Constitution of the 3rd of May3 to the valiant Polish people* and to express
its sympathy in their endeavours to rebuild their freedom and liberty, and
is watching with the greatest anxiety and attention all the dangerous portents
and is promising its help to the people of Poland until the moment when the
integrity of her territory and the policy and freedom of her State will be
secured and guaranteed."
The American Press quoted the speech of Democrat Michael Bradley
as being the most characteristic,
" We understand that the Ambassadors of our Allies/' he declared,
" though sensitive to what consists of American opinion, do not always
report quite sufficiently enough of this opinion to their respective govern-
ments. I am anticipating that they will give these speeches., to-day pro-
nounced in American Congress, the necessary attention,
" Throughout her entire history, Poland has always been a victim of the
ungratefulness of those for whom she has made sacrifices. She has been
exploited by those who benefited from the heroism of her sons. We know
that the attitude which our Government adopts at the Peace Conference will
influence our Allies ! We hope that those who are now united with us by
the common fight, will unite with us to compensate Poland for the sacrifices
she has made. I am confident that all our Allies^ including Russia, will
recognise that these emotions which we express here to-day do not belong
to casual Sunday speeches, but represent the sincere opinion of American
Congress. I trust that the Russian Ambassador will make a thorough
report to his Government in Moscow, and that Moscow will understand
that the representatives of the American people hold a decided opinion
regarding the rights which Poland must have at the Peace Conference. We
are expecting Russia to recognise this opinion, not as the expression of
individual representatives, but as the sentiments of all the American peoples."
In Great Britain^ the reaction against this change of British policy
towards Europe, and the connivance with Russian designs^ was mainly
apparent in the peoples of the Empire. They showed no desire to lay
down the banners under which they had entered the war in support of
Britain and Europe. They might not have gathered all the details of
the Churchill policy and its manoeuvres under pressing Soviet im-
perialism, but they saw clearly enough what would result from it. Russian
propaganda of slander and ceaseless accusations against Poland might

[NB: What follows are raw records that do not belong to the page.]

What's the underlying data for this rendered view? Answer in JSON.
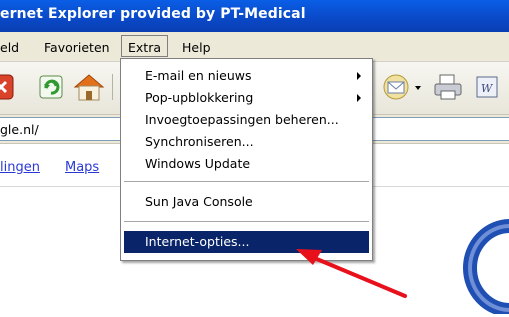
{
  "window": {
    "title": "ernet Explorer provided by PT-Medical"
  },
  "menubar": {
    "items": [
      {
        "label": "eld"
      },
      {
        "label": "Favorieten"
      },
      {
        "label": "Extra"
      },
      {
        "label": "Help"
      }
    ]
  },
  "address": {
    "value": "gle.nl/"
  },
  "content": {
    "links": [
      {
        "label": "lingen"
      },
      {
        "label": "Maps"
      }
    ]
  },
  "extra_menu": {
    "items": [
      {
        "label": "E-mail en nieuws",
        "submenu": true
      },
      {
        "label": "Pop-upblokkering",
        "submenu": true
      },
      {
        "label": "Invoegtoepassingen beheren..."
      },
      {
        "label": "Synchroniseren..."
      },
      {
        "label": "Windows Update"
      },
      {
        "label": "Sun Java Console"
      },
      {
        "label": "Internet-opties..."
      }
    ],
    "selected_index": 6
  },
  "colors": {
    "titlebar": "#0a48c6",
    "menu_highlight": "#0a246a",
    "link": "#2a39d6",
    "annotation_arrow": "#e8101a"
  },
  "icons": [
    "stop-icon",
    "refresh-icon",
    "home-icon",
    "mail-icon",
    "print-icon",
    "word-icon",
    "google-logo-fragment"
  ]
}
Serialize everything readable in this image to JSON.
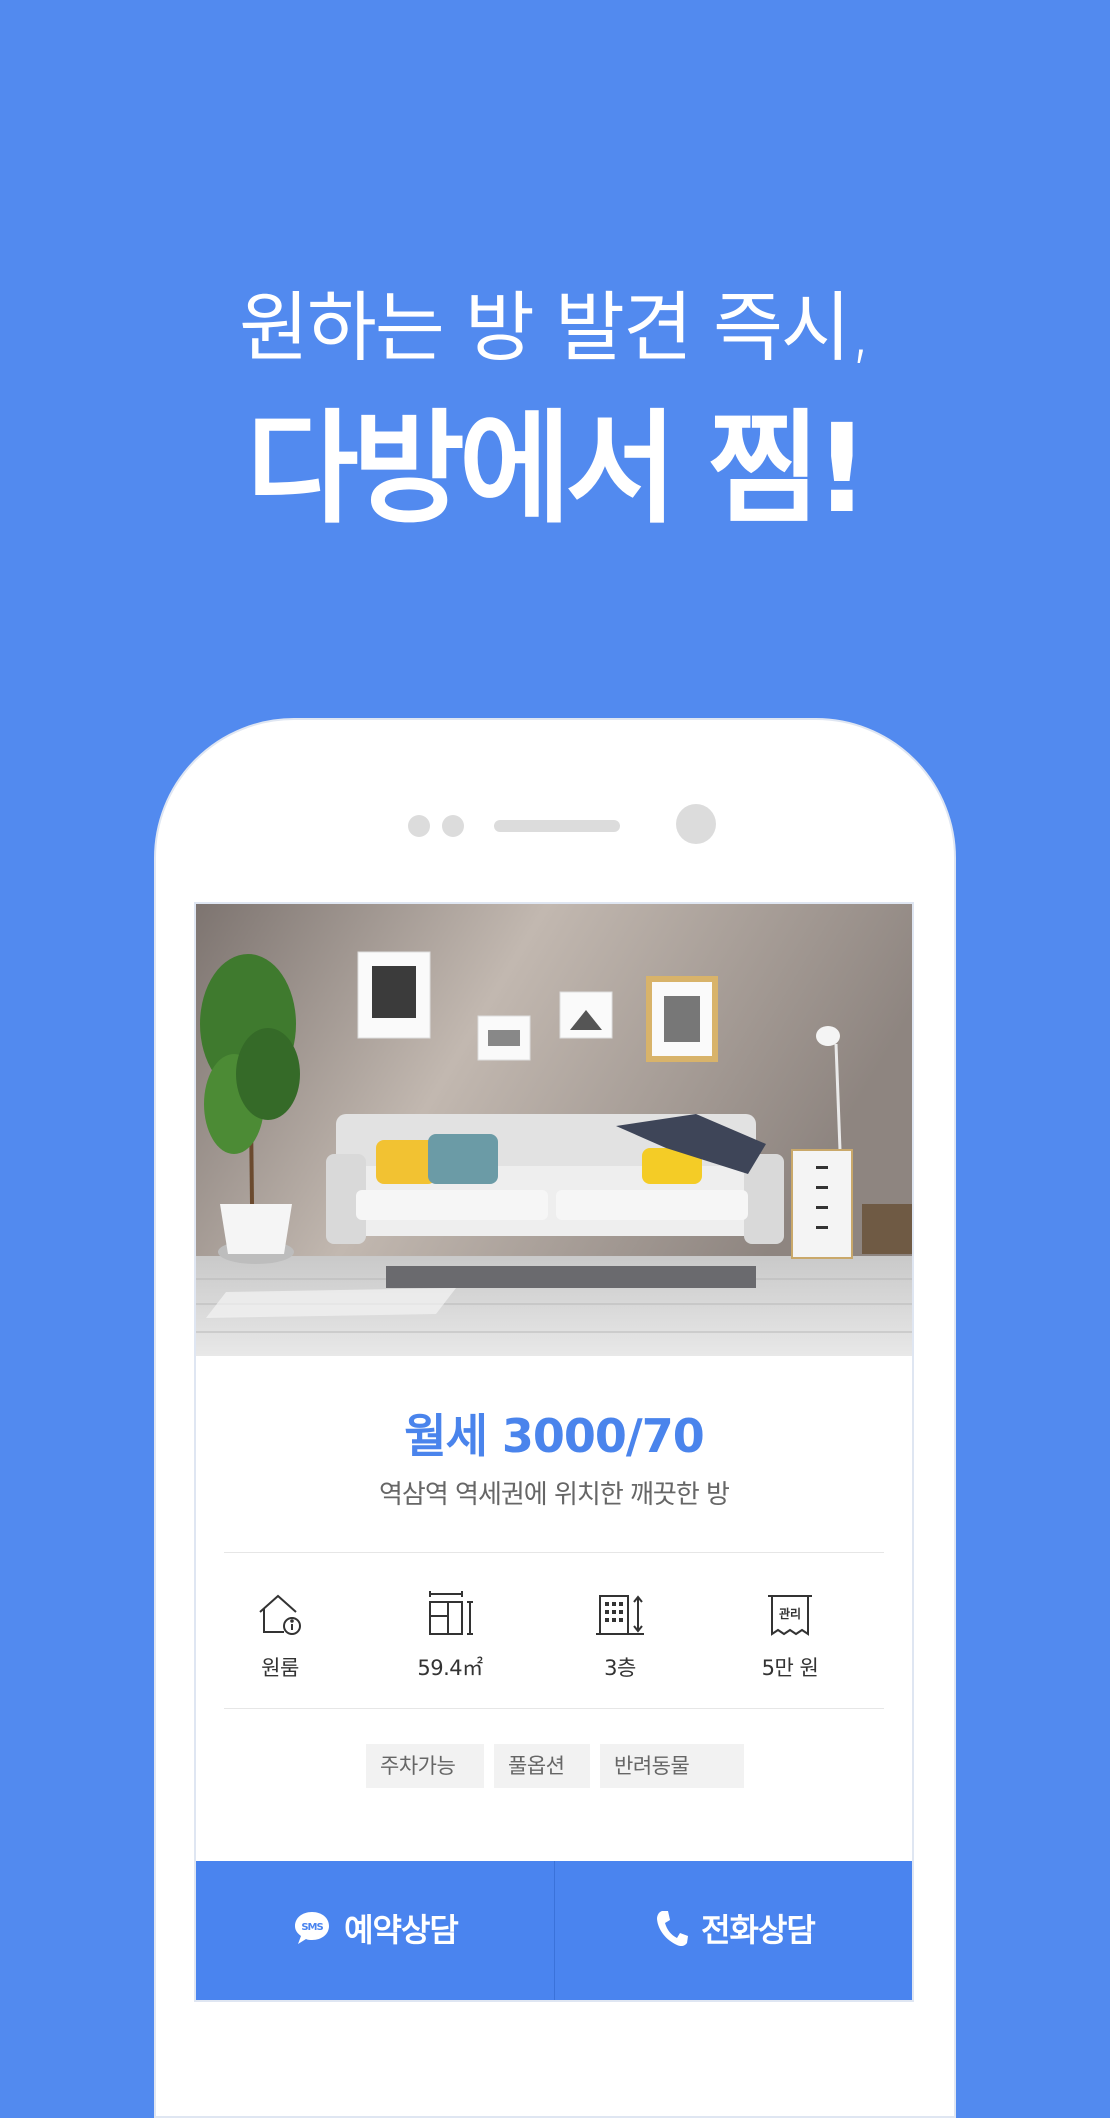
{
  "headline": {
    "line1": "원하는 방 발견 즉시,",
    "line2": "다방에서 찜!"
  },
  "listing": {
    "price": "월세 3000/70",
    "description": "역삼역 역세권에 위치한 깨끗한 방",
    "features": [
      {
        "icon": "house-info-icon",
        "label": "원룸"
      },
      {
        "icon": "floor-area-icon",
        "label": "59.4㎡"
      },
      {
        "icon": "building-floor-icon",
        "label": "3층"
      },
      {
        "icon": "management-fee-icon",
        "label": "5만 원",
        "icon_text": "관리"
      }
    ],
    "tags": [
      "주차가능",
      "풀옵션",
      "반려동물"
    ]
  },
  "actions": {
    "sms": {
      "icon_text": "SMS",
      "label": "예약상담"
    },
    "call": {
      "label": "전화상담"
    }
  },
  "colors": {
    "background": "#528aef",
    "accent": "#4a84ec",
    "button": "#4a84ef"
  }
}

have some influence in Britain., but it certainly had none in the Empire.
The impression made by those few thousand Polish exiles who had been

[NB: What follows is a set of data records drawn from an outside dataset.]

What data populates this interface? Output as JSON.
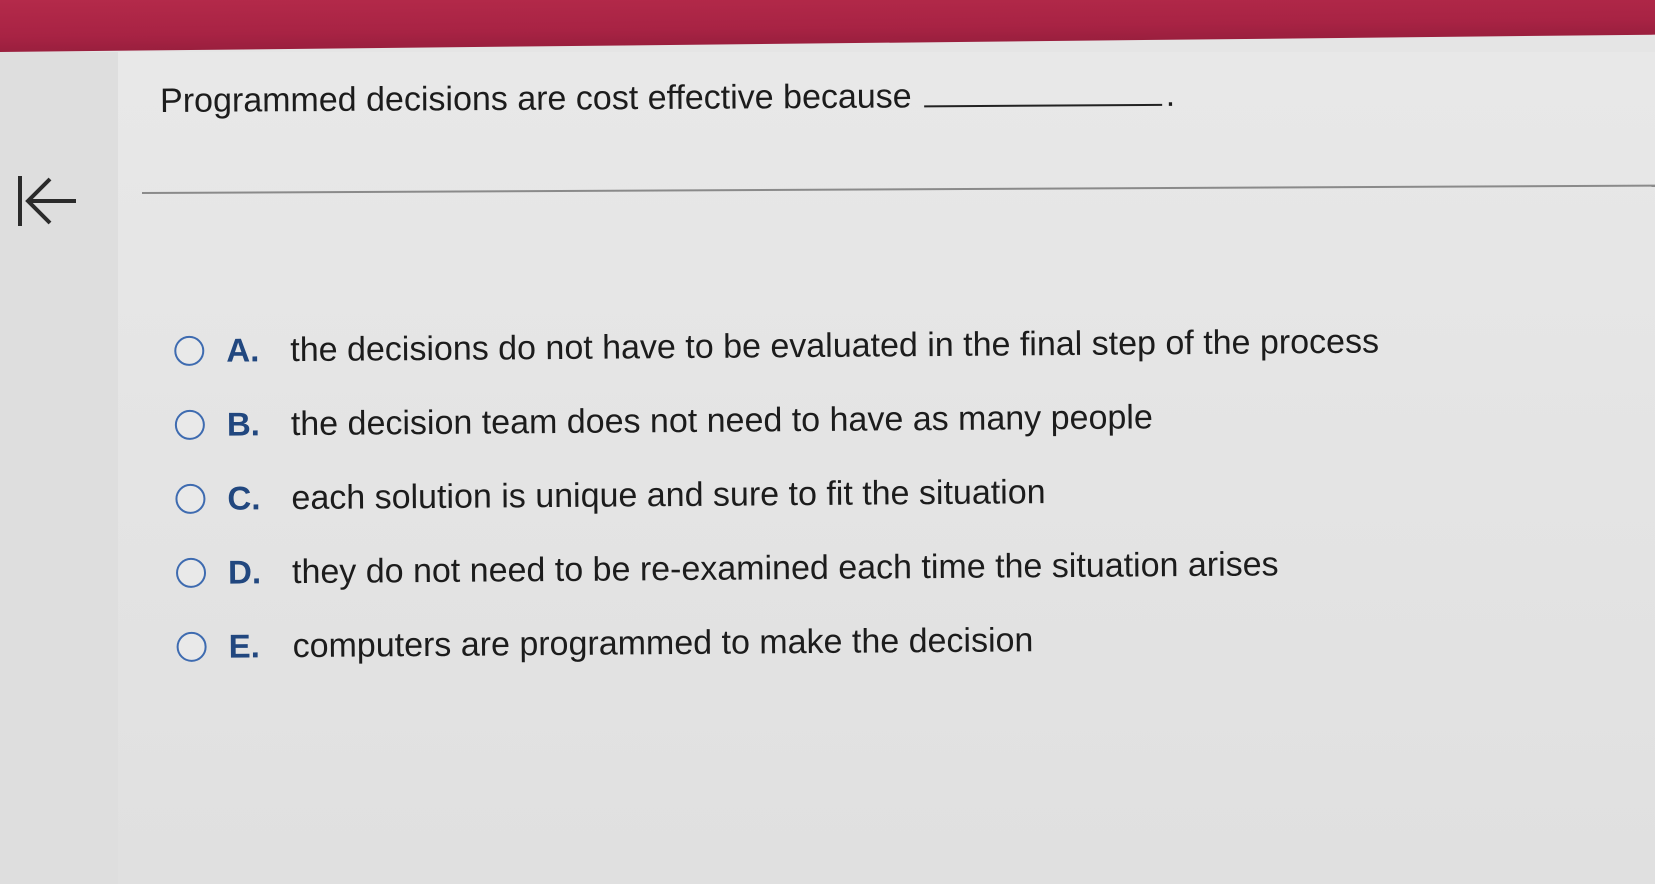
{
  "question": {
    "text": "Programmed decisions are cost effective because",
    "end_punctuation": "."
  },
  "navigation": {
    "back_icon": "first-page-arrow-icon"
  },
  "options": [
    {
      "letter": "A.",
      "text": "the decisions do not have to be evaluated in the final step of the process"
    },
    {
      "letter": "B.",
      "text": "the decision team does not need to have as many people"
    },
    {
      "letter": "C.",
      "text": "each solution is unique and sure to fit the situation"
    },
    {
      "letter": "D.",
      "text": "they do not need to be re-examined each time the situation arises"
    },
    {
      "letter": "E.",
      "text": "computers are programmed to make the decision"
    }
  ],
  "colors": {
    "header": "#a82344",
    "radio_border": "#3e6bb0",
    "letter": "#21477f",
    "text": "#1c1c1c"
  }
}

extracted from the Soviet Union and were settled in some of the Dominions
was far greater than anything Moscow might say. Poland's fight and
unhappiness had become a legend throughout the world and a legend was

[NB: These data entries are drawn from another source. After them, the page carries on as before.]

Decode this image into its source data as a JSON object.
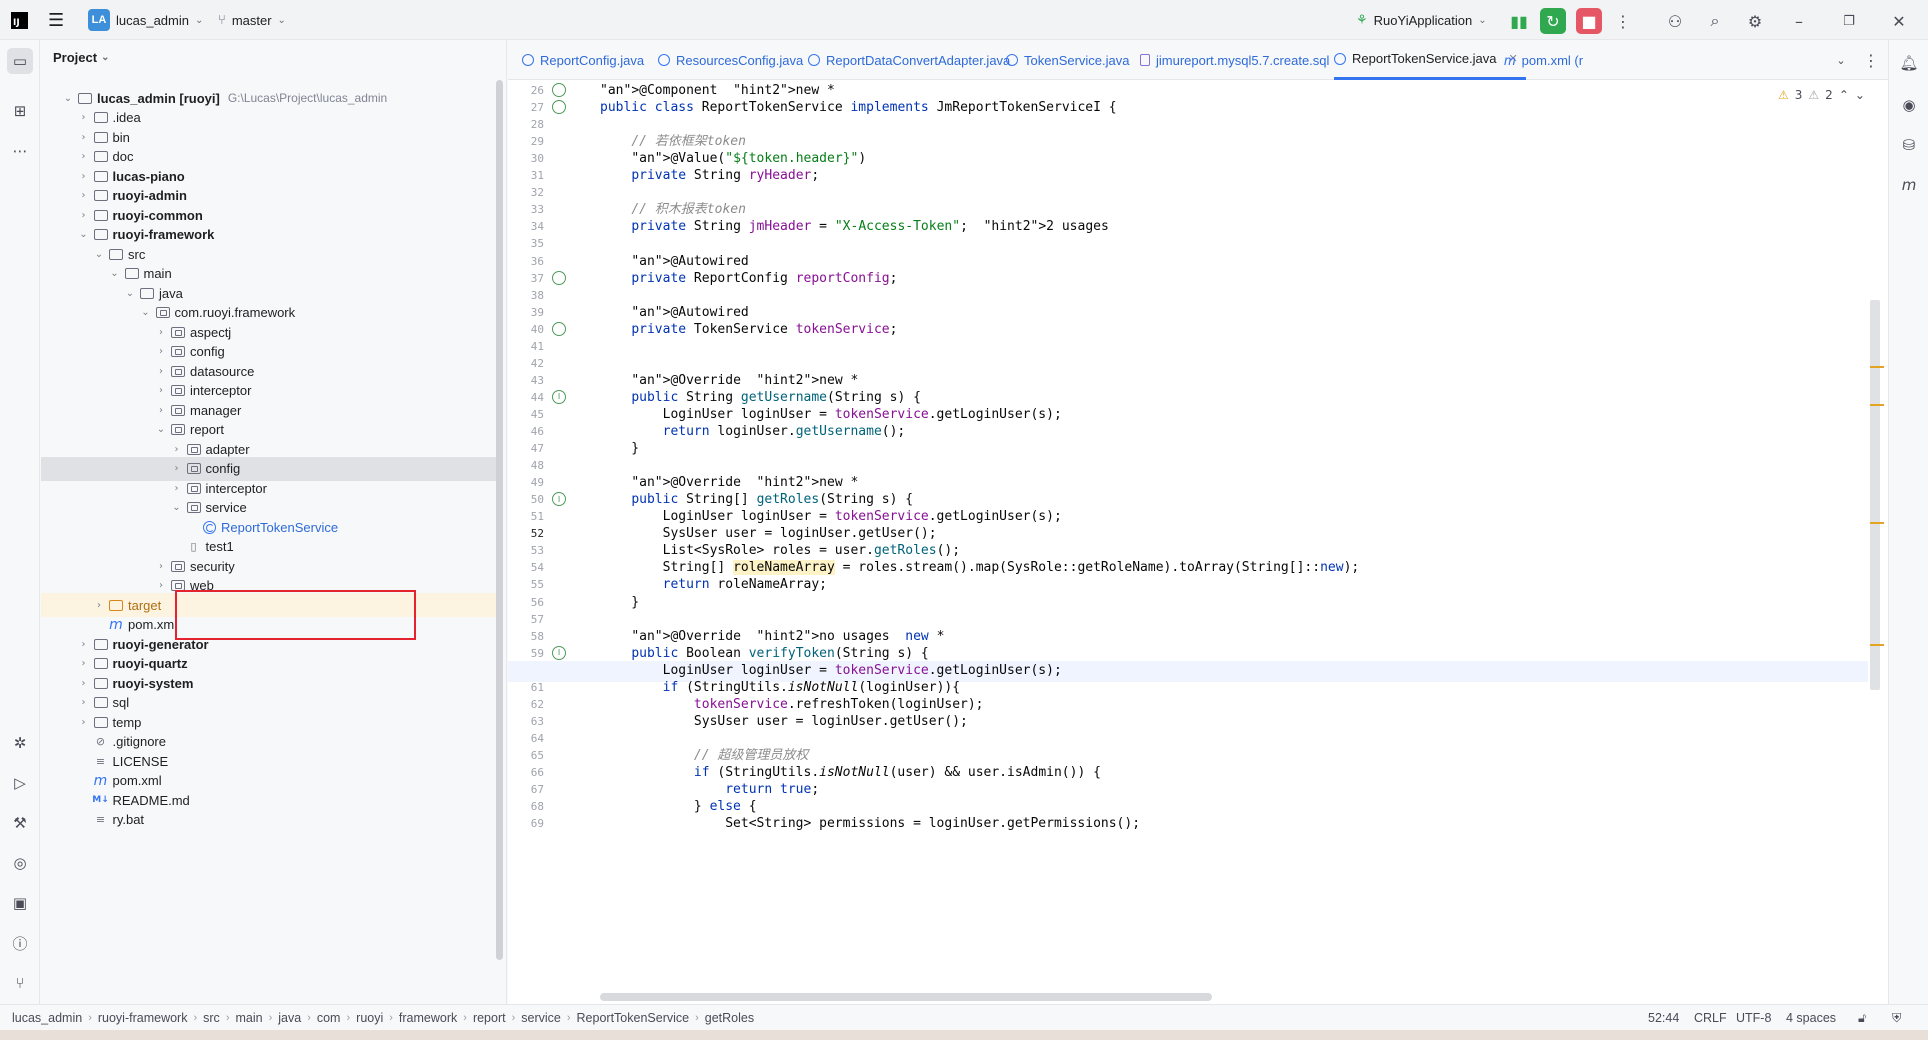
{
  "titlebar": {
    "project_badge": "LA",
    "project_name": "lucas_admin",
    "branch": "master",
    "run_config": "RuoYiApplication"
  },
  "project_panel": {
    "title": "Project",
    "root_name": "lucas_admin [ruoyi]",
    "root_path": "G:\\Lucas\\Project\\lucas_admin",
    "items": [
      {
        "label": "lucas_admin [ruoyi]",
        "depth": 0,
        "type": "module",
        "expanded": true
      },
      {
        "label": ".idea",
        "depth": 1,
        "type": "folder"
      },
      {
        "label": "bin",
        "depth": 1,
        "type": "folder"
      },
      {
        "label": "doc",
        "depth": 1,
        "type": "folder"
      },
      {
        "label": "lucas-piano",
        "depth": 1,
        "type": "module"
      },
      {
        "label": "ruoyi-admin",
        "depth": 1,
        "type": "module"
      },
      {
        "label": "ruoyi-common",
        "depth": 1,
        "type": "module"
      },
      {
        "label": "ruoyi-framework",
        "depth": 1,
        "type": "module",
        "expanded": true
      },
      {
        "label": "src",
        "depth": 2,
        "type": "folder",
        "expanded": true
      },
      {
        "label": "main",
        "depth": 3,
        "type": "folder",
        "expanded": true
      },
      {
        "label": "java",
        "depth": 4,
        "type": "folder",
        "expanded": true
      },
      {
        "label": "com.ruoyi.framework",
        "depth": 5,
        "type": "package",
        "expanded": true
      },
      {
        "label": "aspectj",
        "depth": 6,
        "type": "package"
      },
      {
        "label": "config",
        "depth": 6,
        "type": "package"
      },
      {
        "label": "datasource",
        "depth": 6,
        "type": "package"
      },
      {
        "label": "interceptor",
        "depth": 6,
        "type": "package"
      },
      {
        "label": "manager",
        "depth": 6,
        "type": "package"
      },
      {
        "label": "report",
        "depth": 6,
        "type": "package",
        "expanded": true
      },
      {
        "label": "adapter",
        "depth": 7,
        "type": "package"
      },
      {
        "label": "config",
        "depth": 7,
        "type": "package",
        "selected": true
      },
      {
        "label": "interceptor",
        "depth": 7,
        "type": "package"
      },
      {
        "label": "service",
        "depth": 7,
        "type": "package",
        "expanded": true
      },
      {
        "label": "ReportTokenService",
        "depth": 8,
        "type": "class"
      },
      {
        "label": "test1",
        "depth": 7,
        "type": "file"
      },
      {
        "label": "security",
        "depth": 6,
        "type": "package"
      },
      {
        "label": "web",
        "depth": 6,
        "type": "package"
      },
      {
        "label": "target",
        "depth": 2,
        "type": "target"
      },
      {
        "label": "pom.xml",
        "depth": 2,
        "type": "maven"
      },
      {
        "label": "ruoyi-generator",
        "depth": 1,
        "type": "module"
      },
      {
        "label": "ruoyi-quartz",
        "depth": 1,
        "type": "module"
      },
      {
        "label": "ruoyi-system",
        "depth": 1,
        "type": "module"
      },
      {
        "label": "sql",
        "depth": 1,
        "type": "folder"
      },
      {
        "label": "temp",
        "depth": 1,
        "type": "folder"
      },
      {
        "label": ".gitignore",
        "depth": 1,
        "type": "ignore"
      },
      {
        "label": "LICENSE",
        "depth": 1,
        "type": "text"
      },
      {
        "label": "pom.xml",
        "depth": 1,
        "type": "maven"
      },
      {
        "label": "README.md",
        "depth": 1,
        "type": "md"
      },
      {
        "label": "ry.bat",
        "depth": 1,
        "type": "text"
      }
    ]
  },
  "tabs": [
    {
      "label": "ReportConfig.java",
      "icon": "class-icon"
    },
    {
      "label": "ResourcesConfig.java",
      "icon": "class-icon"
    },
    {
      "label": "ReportDataConvertAdapter.java",
      "icon": "class-icon"
    },
    {
      "label": "TokenService.java",
      "icon": "class-icon"
    },
    {
      "label": "jimureport.mysql5.7.create.sql",
      "icon": "sql-icon"
    },
    {
      "label": "ReportTokenService.java",
      "icon": "class-icon",
      "active": true
    },
    {
      "label": "pom.xml (r",
      "icon": "maven-icon"
    }
  ],
  "inspections": {
    "warnings": "3",
    "weak_warnings": "2"
  },
  "editor": {
    "first_line": 26,
    "current_line": 52,
    "lines": [
      "@Component  new *",
      "public class ReportTokenService implements JmReportTokenServiceI {",
      "",
      "    // 若依框架token",
      "    @Value(\"${token.header}\")",
      "    private String ryHeader;",
      "",
      "    // 积木报表token",
      "    private String jmHeader = \"X-Access-Token\";  2 usages",
      "",
      "    @Autowired",
      "    private ReportConfig reportConfig;",
      "",
      "    @Autowired",
      "    private TokenService tokenService;",
      "",
      "",
      "    @Override  new *",
      "    public String getUsername(String s) {",
      "        LoginUser loginUser = tokenService.getLoginUser(s);",
      "        return loginUser.getUsername();",
      "    }",
      "",
      "    @Override  new *",
      "    public String[] getRoles(String s) {",
      "        LoginUser loginUser = tokenService.getLoginUser(s);",
      "        SysUser user = loginUser.getUser();",
      "        List<SysRole> roles = user.getRoles();",
      "        String[] roleNameArray = roles.stream().map(SysRole::getRoleName).toArray(String[]::new);",
      "        return roleNameArray;",
      "    }",
      "",
      "    @Override  no usages  new *",
      "    public Boolean verifyToken(String s) {",
      "        LoginUser loginUser = tokenService.getLoginUser(s);",
      "        if (StringUtils.isNotNull(loginUser)){",
      "            tokenService.refreshToken(loginUser);",
      "            SysUser user = loginUser.getUser();",
      "",
      "            // 超级管理员放权",
      "            if (StringUtils.isNotNull(user) && user.isAdmin()) {",
      "                return true;",
      "            } else {",
      "                Set<String> permissions = loginUser.getPermissions();"
    ]
  },
  "statusbar": {
    "breadcrumbs": [
      "lucas_admin",
      "ruoyi-framework",
      "src",
      "main",
      "java",
      "com",
      "ruoyi",
      "framework",
      "report",
      "service",
      "ReportTokenService",
      "getRoles"
    ],
    "position": "52:44",
    "line_separator": "CRLF",
    "encoding": "UTF-8",
    "indent": "4 spaces"
  }
}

difficult to destroy.
The first opportunity of emphasising the real feelings of the peoples of
the Empire was on the occasion of the meeting of the Dominions3 Prime
Ministers and the subsequentc Empire Declaration * of May 17.
" Not one who marches with us shall be abandoned " they claimed in this
Declaration. " We shall not turn from the conflict till they (the countries
in the grip of the enemy) are restored to freedom . , . It is our aim that,